Driving this week along the winding coast of Maine, and taking time to walk the rocky shore as the sun set over the hills and pines, I was struck by the contrast of the beauty of our country and its people, and the ugly and divisive politics that confront us each day out of Washington, D.C.
Whether you live or are vacationing on either coast or all the beautiful spots in between, it is a contrast that is apparent to the vast majority of folks in these United States of ours. When folks sweetly and readily give you directions if you're lost along the byways, or are happy to tell you of a great spot to get a bite to eat, or step politely out of the way on a path to see a sight, none of them ask if you are a Republican or Democrat. They just do what is in their heart and what needs to be done in their mind. There is a universal set of values embraced by the vast majority of folks in these United States.
We then look to Washington and don't understand why the fighting and name-calling persists and nothing gets done to address our major difficulties. It is the exact opposite of the way most of us conduct our daily lives. We welcome friends as well as strangers to our tables, talk to them, laugh with them, feed them, and then we make sure they get home safely. In D.C., our leaders, if we can call them that, set up exclusive tables for only members of their tribe, yell at each other, laugh at others (and there is big difference between laughing with someone as opposed to at them), fight over table scraps, and then don't care if they get home.
I have looked at tons of polls over the last 20 years and worked both sides of the aisle along that journey, and it is striking to think that a vast majority of the country agrees on some pretty big fundamental issues. But Washington, D.C., is ignoring this consensus because members of both parties seem to be trapped in their own dogma.
More than two thirds of America believes that we should have a balanced federal budget, that we can have immigration reform that both secures our borders and is compassionate to the folks who already are here, that we can reform Social Security and Medicare without losing a safety net, that we can have universal background checks for the purchase of a gun, and that we should have a tax code that favors Main Street and not Wall Street.
Still, none of this gets done. It is bogged down in the vitriol and senseless battles of both political parties on Capitol Hill. Super majorities of Americans favor these things that represent some universal values of fairness, compassion, accountability and tolerance. We need to begin judging our leaders not by what words they say, but by what they do. I have given folks advice (and given it to myself) on finding the truth in relationships, and the first step is don't pay attention to what someone says, watch what they do. It will become very clear what they are telling you very quickly.

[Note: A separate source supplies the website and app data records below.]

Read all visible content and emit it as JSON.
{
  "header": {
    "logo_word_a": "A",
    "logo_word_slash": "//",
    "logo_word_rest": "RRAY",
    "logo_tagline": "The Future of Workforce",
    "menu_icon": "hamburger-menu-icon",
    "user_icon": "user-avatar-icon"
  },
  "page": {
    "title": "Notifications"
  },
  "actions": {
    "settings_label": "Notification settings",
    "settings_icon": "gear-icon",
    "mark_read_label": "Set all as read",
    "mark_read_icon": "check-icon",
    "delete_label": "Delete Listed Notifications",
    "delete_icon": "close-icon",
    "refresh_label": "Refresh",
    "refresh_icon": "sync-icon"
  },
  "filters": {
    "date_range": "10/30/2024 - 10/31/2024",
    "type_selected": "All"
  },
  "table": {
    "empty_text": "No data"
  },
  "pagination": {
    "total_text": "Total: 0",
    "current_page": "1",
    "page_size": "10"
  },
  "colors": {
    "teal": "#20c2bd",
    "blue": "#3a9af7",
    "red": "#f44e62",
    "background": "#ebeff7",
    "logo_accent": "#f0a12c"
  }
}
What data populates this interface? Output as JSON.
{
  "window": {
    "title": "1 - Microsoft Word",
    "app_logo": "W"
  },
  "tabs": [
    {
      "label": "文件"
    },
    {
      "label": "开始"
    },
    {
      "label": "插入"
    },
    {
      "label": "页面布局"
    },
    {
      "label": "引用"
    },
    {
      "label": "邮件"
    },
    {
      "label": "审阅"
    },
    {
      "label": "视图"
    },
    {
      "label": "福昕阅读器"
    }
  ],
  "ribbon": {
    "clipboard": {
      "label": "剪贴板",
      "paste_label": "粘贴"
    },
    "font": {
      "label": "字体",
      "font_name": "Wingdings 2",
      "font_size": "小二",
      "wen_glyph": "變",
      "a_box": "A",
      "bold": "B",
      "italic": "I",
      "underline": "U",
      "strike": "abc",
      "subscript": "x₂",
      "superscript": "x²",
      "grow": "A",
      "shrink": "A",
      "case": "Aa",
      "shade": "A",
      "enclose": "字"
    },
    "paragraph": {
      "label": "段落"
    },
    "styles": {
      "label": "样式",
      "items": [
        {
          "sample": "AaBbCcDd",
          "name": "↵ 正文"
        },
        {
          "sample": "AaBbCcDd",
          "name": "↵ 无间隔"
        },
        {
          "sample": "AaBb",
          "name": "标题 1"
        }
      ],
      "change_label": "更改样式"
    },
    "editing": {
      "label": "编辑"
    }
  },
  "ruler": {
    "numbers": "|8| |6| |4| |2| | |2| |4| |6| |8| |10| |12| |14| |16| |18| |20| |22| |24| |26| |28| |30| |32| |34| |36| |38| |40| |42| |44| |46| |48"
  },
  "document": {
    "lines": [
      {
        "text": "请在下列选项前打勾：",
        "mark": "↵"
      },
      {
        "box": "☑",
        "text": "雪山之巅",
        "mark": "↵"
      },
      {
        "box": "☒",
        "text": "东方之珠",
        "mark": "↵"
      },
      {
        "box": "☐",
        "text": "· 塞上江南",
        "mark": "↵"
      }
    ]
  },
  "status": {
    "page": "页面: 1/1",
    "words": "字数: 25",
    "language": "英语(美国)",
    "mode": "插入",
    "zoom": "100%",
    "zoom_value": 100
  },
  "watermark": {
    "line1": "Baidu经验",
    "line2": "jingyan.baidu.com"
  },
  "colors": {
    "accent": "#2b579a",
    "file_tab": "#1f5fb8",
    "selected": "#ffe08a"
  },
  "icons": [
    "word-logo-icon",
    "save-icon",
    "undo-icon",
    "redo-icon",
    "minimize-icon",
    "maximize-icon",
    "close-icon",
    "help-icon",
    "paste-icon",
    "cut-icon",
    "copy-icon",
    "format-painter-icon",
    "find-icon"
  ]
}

As the waves roll up on the rocky shore here outside Rockport, Maine, and as the morning fog clears, I can see the sunrise of another day and my hope is that each of us can clearly see the contrast of our own life and conduct, and begin to voice what we want out of Washington with more power and passion. We will be faced with a midterm election very soon -- in fact, we just passed the 100-days-out point -- and another presidential election will follow soon thereafter. It is time the majority of the country speaks up for our common sense ideas and solutions being lost in the fog of D.C.
There you have it.
Matthew Dowd is an ABC News analyst and special correspondent. Opinions expressed in this column do not reflect the views of ABC News.